That number of doses is double the number usually ordered for flu season, according to David Maguire, spokesperson for the Northwest Territories Health and Social Services Authority (NTHSSA).
“By getting a flu shot you can help protect yourself and those around you,” said Sue Cullen, chief executive officer with the NTHSSA. “You can also help additionally this year by reducing your chances of needing a Covid-19 test and, in turn, reducing the demand put on our health system.”
Flu clinic formats will differ this year and people experiencing symptoms of a respiratory illness are asked to not attend vaccination clinics until their symptoms are resolved.
Clinics will be delivered in line with current public health recommendations and restrictions. Health and social services authorities are planning to provide a number of options for residents who wish to get their flu vaccination, including:
- walk-in clinics with social distancing and masking precautions
- booked appointments at local health centres
- online appointment bookings in Yellowknife
- early access clinics for essential workers and most vulnerable residents
Flu vaccines have not been administered in the NWT yet but will begin as soon as Oct. 13 in Beaufort Delta communities, with clinics opening in other regions in the following weeks until November.
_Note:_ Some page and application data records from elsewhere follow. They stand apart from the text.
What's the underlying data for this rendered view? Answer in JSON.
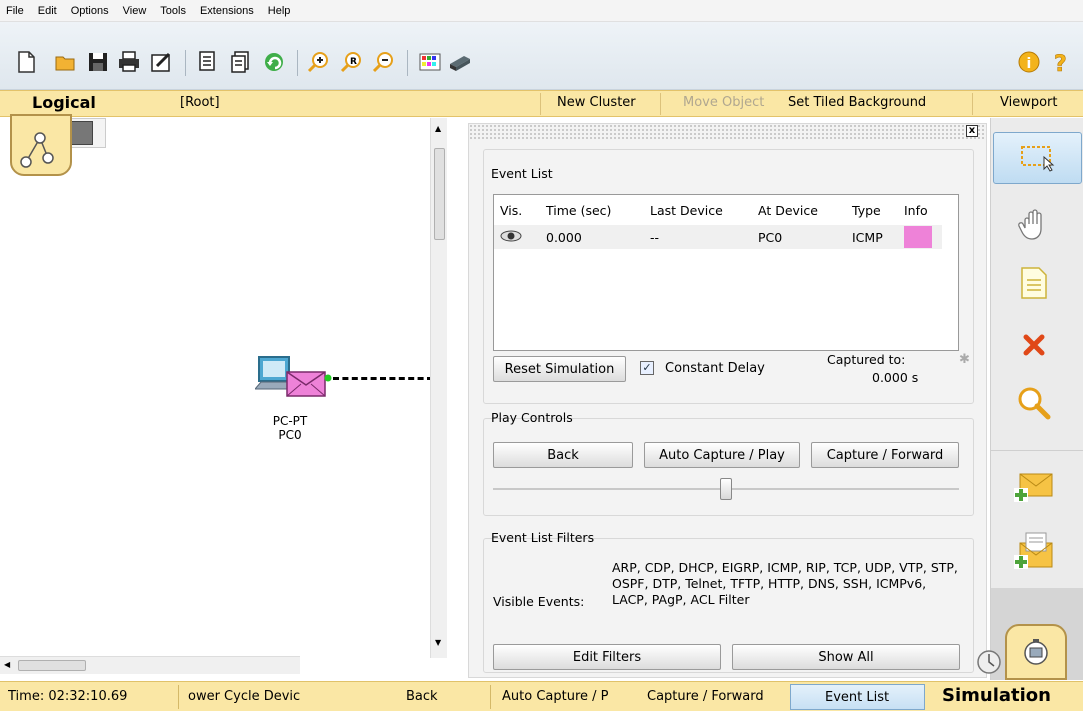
{
  "menu": [
    "File",
    "Edit",
    "Options",
    "View",
    "Tools",
    "Extensions",
    "Help"
  ],
  "toolbar_icons": [
    "new-icon",
    "open-icon",
    "save-icon",
    "print-icon",
    "activity-wizard-icon",
    "copy-icon",
    "paste-icon",
    "undo-icon",
    "zoom-in-icon",
    "zoom-reset-icon",
    "zoom-out-icon",
    "palette-icon",
    "custom-device-icon",
    "info-icon",
    "help-icon"
  ],
  "logical_bar": {
    "tab": "Logical",
    "root": "[Root]",
    "new_cluster": "New Cluster",
    "move_object": "Move Object",
    "set_tiled_background": "Set Tiled Background",
    "viewport": "Viewport"
  },
  "workspace": {
    "device_type": "PC-PT",
    "device_name": "PC0"
  },
  "sim_panel": {
    "close": "x",
    "event_list_title": "Event List",
    "columns": [
      "Vis.",
      "Time (sec)",
      "Last Device",
      "At Device",
      "Type",
      "Info"
    ],
    "rows": [
      {
        "time": "0.000",
        "last": "--",
        "at": "PC0",
        "type": "ICMP",
        "info_color": "#ee82d8"
      }
    ],
    "reset_simulation": "Reset Simulation",
    "constant_delay": "Constant Delay",
    "captured_to": "Captured to:",
    "captured_value": "0.000 s",
    "play_controls_title": "Play Controls",
    "back": "Back",
    "auto_capture": "Auto Capture / Play",
    "capture_forward": "Capture / Forward",
    "slider_value": 0.5,
    "filters_title": "Event List Filters",
    "visible_events_label": "Visible Events:",
    "visible_events_value": "ARP, CDP, DHCP, EIGRP, ICMP, RIP, TCP, UDP, VTP, STP, OSPF, DTP, Telnet, TFTP, HTTP, DNS, SSH, ICMPv6, LACP, PAgP, ACL Filter",
    "edit_filters": "Edit Filters",
    "show_all": "Show All"
  },
  "right_toolbar": [
    "select-icon",
    "move-layout-icon",
    "place-note-icon",
    "delete-icon",
    "inspect-icon",
    "add-simple-pdu-icon",
    "add-complex-pdu-icon"
  ],
  "statusbar": {
    "time": "Time: 02:32:10.69",
    "power_cycle": "ower Cycle Devic",
    "back": "Back",
    "auto_capture": "Auto Capture / P",
    "capture_forward": "Capture / Forward",
    "event_list": "Event List",
    "simulation": "Simulation"
  },
  "colors": {
    "bar": "#fae7a5",
    "pdu": "#ee82d8",
    "link": "#000000",
    "link_dot": "#22cc22"
  }
}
The mass flu clinic in Yellowknife will run Oct. 27-31 in the Multiplex DND gym and appointments can be booked online.
After the mass clinic, flu shot appointments will be available in Yellowknife every Monday, Wednesday and Friday from November until January.
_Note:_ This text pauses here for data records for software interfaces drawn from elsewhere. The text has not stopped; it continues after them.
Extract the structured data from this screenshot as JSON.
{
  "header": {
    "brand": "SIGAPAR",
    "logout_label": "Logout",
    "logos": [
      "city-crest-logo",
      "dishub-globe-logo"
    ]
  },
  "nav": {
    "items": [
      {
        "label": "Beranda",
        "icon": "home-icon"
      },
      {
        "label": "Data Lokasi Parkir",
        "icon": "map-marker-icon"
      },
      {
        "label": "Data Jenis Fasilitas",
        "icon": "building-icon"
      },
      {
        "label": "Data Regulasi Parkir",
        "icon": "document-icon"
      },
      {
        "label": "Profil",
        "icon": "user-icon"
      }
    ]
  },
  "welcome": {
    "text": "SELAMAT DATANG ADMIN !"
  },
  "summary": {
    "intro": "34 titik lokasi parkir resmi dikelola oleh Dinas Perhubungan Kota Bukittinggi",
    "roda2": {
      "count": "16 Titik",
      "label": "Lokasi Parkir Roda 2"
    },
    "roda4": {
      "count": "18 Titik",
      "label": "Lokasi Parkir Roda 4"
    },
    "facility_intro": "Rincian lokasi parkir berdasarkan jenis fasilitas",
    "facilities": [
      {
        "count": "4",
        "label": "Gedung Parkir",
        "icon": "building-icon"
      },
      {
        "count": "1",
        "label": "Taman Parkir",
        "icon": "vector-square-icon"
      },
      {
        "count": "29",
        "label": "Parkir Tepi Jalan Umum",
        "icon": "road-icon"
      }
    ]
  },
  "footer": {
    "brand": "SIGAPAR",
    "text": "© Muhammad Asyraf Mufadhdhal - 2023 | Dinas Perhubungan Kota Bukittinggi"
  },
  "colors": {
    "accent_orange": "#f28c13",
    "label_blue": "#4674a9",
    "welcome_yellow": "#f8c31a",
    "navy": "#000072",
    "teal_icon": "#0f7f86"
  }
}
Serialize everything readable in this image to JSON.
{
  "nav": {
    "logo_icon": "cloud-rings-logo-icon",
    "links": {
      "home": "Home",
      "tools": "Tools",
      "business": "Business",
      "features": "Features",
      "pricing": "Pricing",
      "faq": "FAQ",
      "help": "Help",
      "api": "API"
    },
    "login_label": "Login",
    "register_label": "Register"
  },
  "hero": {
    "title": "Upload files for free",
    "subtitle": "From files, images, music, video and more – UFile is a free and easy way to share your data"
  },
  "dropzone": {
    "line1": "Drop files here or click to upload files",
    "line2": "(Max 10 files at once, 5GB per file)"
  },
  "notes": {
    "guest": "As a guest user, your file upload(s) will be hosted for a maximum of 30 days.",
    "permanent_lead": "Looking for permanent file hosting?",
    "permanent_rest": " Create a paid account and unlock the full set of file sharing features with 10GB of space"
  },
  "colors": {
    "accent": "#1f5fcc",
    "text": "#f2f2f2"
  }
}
Flu season peaks in December and January in the NWT.
A full list of clinic opening dates and where the clinics will operate in NWT communities is available here.
In contrast to other parts of Canada, pharmacies in the NWT aren’t offering flu shots as territorial regulations don’t permit them to do so.
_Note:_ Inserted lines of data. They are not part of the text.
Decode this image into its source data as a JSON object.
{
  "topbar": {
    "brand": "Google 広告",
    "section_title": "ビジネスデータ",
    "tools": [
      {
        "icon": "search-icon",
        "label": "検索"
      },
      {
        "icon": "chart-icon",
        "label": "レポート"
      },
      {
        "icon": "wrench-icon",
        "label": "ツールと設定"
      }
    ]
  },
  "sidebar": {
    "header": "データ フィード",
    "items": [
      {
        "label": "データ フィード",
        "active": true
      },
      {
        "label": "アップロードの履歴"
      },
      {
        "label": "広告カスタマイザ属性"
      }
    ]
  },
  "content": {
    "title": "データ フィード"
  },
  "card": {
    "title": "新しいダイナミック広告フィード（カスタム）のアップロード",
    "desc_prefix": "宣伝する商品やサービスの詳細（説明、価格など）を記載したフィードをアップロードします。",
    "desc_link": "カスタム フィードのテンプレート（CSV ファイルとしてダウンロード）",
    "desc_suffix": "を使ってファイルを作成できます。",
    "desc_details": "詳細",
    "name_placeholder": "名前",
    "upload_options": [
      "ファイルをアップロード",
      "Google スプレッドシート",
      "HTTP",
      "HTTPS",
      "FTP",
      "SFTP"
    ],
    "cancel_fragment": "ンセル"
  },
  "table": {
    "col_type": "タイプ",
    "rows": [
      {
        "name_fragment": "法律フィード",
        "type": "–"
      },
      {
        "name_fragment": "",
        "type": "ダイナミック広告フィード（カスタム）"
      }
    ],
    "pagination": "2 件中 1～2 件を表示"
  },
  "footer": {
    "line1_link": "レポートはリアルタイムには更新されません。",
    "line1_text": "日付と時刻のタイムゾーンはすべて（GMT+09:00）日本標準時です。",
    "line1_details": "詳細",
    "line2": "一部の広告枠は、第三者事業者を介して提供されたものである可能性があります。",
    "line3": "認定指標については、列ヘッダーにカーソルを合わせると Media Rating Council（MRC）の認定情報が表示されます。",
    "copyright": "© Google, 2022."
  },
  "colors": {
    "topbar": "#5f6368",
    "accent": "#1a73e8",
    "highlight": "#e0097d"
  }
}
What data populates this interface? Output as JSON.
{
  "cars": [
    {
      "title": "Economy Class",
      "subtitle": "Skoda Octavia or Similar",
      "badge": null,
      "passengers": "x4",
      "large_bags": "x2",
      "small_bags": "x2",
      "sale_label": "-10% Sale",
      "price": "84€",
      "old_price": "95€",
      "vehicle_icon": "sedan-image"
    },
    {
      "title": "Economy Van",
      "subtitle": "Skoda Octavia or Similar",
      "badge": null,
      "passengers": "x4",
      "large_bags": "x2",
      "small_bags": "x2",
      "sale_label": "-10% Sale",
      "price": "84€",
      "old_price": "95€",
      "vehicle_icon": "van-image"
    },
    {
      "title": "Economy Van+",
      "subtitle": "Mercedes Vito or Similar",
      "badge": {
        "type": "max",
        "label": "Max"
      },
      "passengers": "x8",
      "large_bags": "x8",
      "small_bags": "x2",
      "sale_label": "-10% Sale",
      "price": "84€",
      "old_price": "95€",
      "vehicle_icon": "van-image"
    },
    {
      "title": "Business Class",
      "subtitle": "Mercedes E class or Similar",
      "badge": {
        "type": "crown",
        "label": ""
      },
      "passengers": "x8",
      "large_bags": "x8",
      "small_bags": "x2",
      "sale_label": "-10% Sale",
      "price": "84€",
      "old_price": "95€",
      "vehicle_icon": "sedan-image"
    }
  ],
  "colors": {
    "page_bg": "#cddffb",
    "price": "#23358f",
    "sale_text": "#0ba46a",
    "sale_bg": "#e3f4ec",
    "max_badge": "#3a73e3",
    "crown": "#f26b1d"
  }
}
“Immunizations are not within the scope of practice of pharmacists registered to practice in the NWT. Most pharmacists do not have or maintain that training,” said Department of Health and Social Services spokesperson Damien Healy, citing the NWT’s Pharmacy Act.